Tuesday, December 13, 2011

You Have to Pay for that Banana!

Last week we reviewed how lack of early patenting left the door open for Microsoft to grab Netscape's bananas. Now let's look at a story where a much smaller chimp was able to make the Gorilla pay for it. This story goes way back to when the MS-DOS operating system was the dominant platform for PCs and hard disk drive storage space was at a premium. Software developers were developing data compression software to increase the effective size of the hard disk drive. The leader in data compression for DOS operating systems was a small software company based in Carlsbad, California, Stac Electronics (Stac). Although Microsoft dominated everybody in its sales of the MS-DOS operating system primarily through its sales to OEMs, it had not developed its own data compression technology for MS-DOS. In contrast, the Novell DR-DOS operating system had it.

In 1991 Microsoft requested Stac grant a world wide license of its data compression technology for its future MS-DOS operating systems.

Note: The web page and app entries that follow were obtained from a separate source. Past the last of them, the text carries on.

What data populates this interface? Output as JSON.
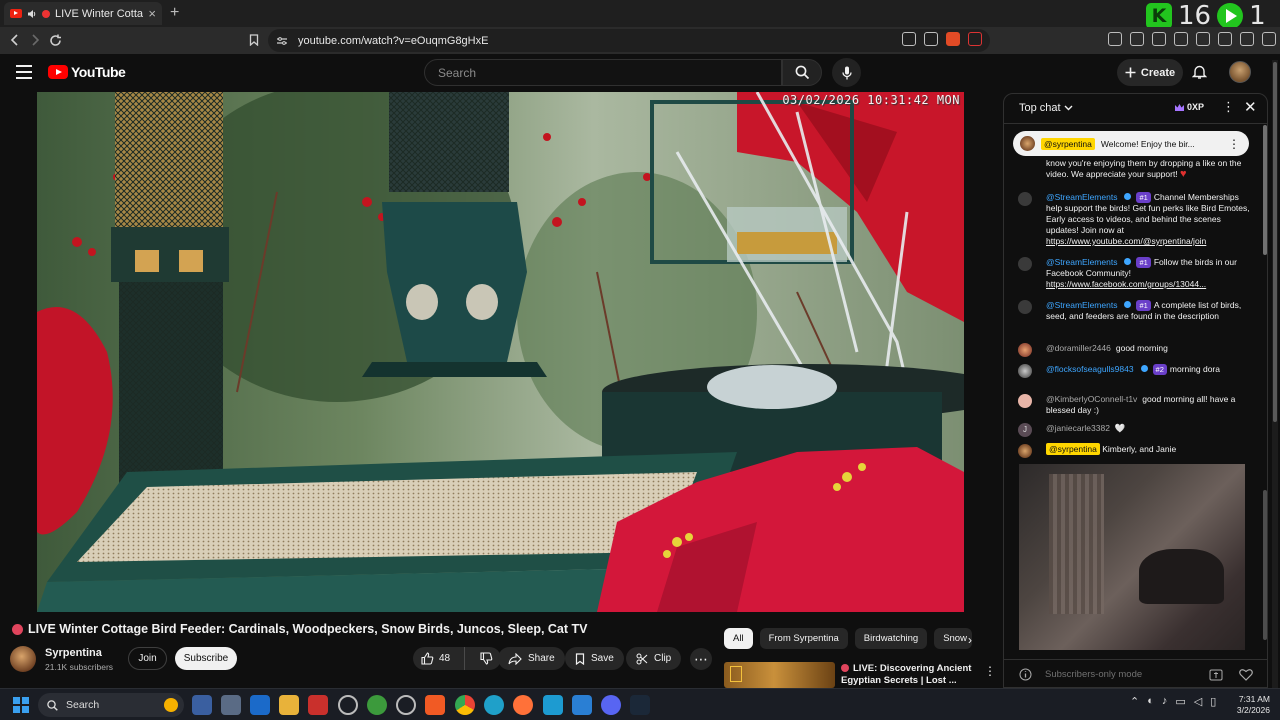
{
  "browser": {
    "tab_title": "LIVE Winter Cottage Bird F",
    "tab_close": "×",
    "new_tab": "+",
    "url": "youtube.com/watch?v=eOuqmG8gHxE",
    "overlay_count": "16",
    "overlay_extra": "1"
  },
  "header": {
    "logo_text": "YouTube",
    "search_placeholder": "Search",
    "create_label": "Create"
  },
  "video": {
    "timestamp": "03/02/2026 10:31:42 MON",
    "title": "LIVE Winter Cottage Bird Feeder: Cardinals, Woodpeckers, Snow Birds, Juncos, Sleep, Cat TV"
  },
  "channel": {
    "name": "Syrpentina",
    "subscribers": "21.1K subscribers",
    "join_label": "Join",
    "subscribe_label": "Subscribe"
  },
  "actions": {
    "likes": "48",
    "share_label": "Share",
    "save_label": "Save",
    "clip_label": "Clip",
    "more": "⋯"
  },
  "chips": {
    "all": "All",
    "from_channel": "From Syrpentina",
    "birdwatching": "Birdwatching",
    "snow": "Snow",
    "next": "›"
  },
  "recommendation": {
    "title": "LIVE: Discovering Ancient Egyptian Secrets | Lost ...",
    "menu": "⋮"
  },
  "chat": {
    "mode_label": "Top chat",
    "xp_label": "0XP",
    "pinned": {
      "owner_tag": "@syrpentina",
      "text": "Welcome! Enjoy the bir..."
    },
    "messages": [
      {
        "text": "know you're enjoying them by dropping a like on the video. We appreciate your support!"
      },
      {
        "author": "@StreamElements",
        "badge": "#1",
        "text": "Channel Memberships help support the birds! Get fun perks like Bird Emotes, Early access to videos, and behind the scenes updates! Join now at ",
        "link": "https://www.youtube.com/@syrpentina/join"
      },
      {
        "author": "@StreamElements",
        "badge": "#1",
        "text": "Follow the birds in our Facebook Community! ",
        "link": "https://www.facebook.com/groups/13044..."
      },
      {
        "author": "@StreamElements",
        "badge": "#1",
        "text": "A complete list of birds, seed, and feeders are found in the description"
      },
      {
        "author": "@doramiller2446",
        "text": "good morning"
      },
      {
        "author": "@flocksofseagulls9843",
        "badge": "#2",
        "text": "morning dora"
      },
      {
        "author": "@KimberlyOConnell-t1v",
        "text": "good morning all! have a blessed day :)"
      },
      {
        "author": "@janiecarle3382",
        "text": "🤍"
      },
      {
        "author": "@syrpentina",
        "text": "Kimberly, and Janie"
      }
    ],
    "input_placeholder": "Subscribers-only mode"
  },
  "taskbar": {
    "search_label": "Search",
    "time": "7:31 AM",
    "date": "3/2/2026"
  },
  "colors": {
    "background": "#0f0f0f",
    "yt_red": "#ff0000",
    "link_blue": "#3ea6ff",
    "owner_yellow": "#ffd600",
    "live_dot": "#e0455d"
  }
}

According to Stac's complaint, Microsoft took the position that it did not have to pay a royalty for the license. Microsoft instead suggested that failure to reach an agreement just meant Microsoft would go to another developer, which would have a definite impact on Stac's sales. Negotiation broke off in June 1992. Shortly afterward, the industry became aware that Microsoft intended to release the MS-DOS 6.0 operating system, including a data compression utility called DoubleSpace, sometime in the first six months of 1993. Stac then resumed effort to reach an agreement in November 1992, but was again unsuccessful. However, Microsoft agreed to send a beta copy in January 1993. When Microsoft released the beta copy it attempted to reassure Stac in writing: "Don't worry about the patent stuff. We are just going to keep with our changed code which does not infringe."

After review of the beta copy, Stac somehow reached a different conclusion and sued Microsoft for patent infringement, copyright infringement, and trade secret misappropriation. The court ruled Microsoft had not infringed the copyright nor misappropriated any trade secret, but had infringed the patent(s) and awarded Stac a permanent injunction against future patent infringement and $120M in damages. After about a week of shipping the MS-DOS operating system without the data compression, Microsoft negotiated a settlement reportedly worth $83M to Stac for the right to license, for a royalty, any of Stac's existing or future technology including that unrelated to data compression and Stac received a license to some of Microsoft's technology.

The decision was not precedential, but is worth remembering.

Copyright © 2011 Robert Moll. All rights reserved.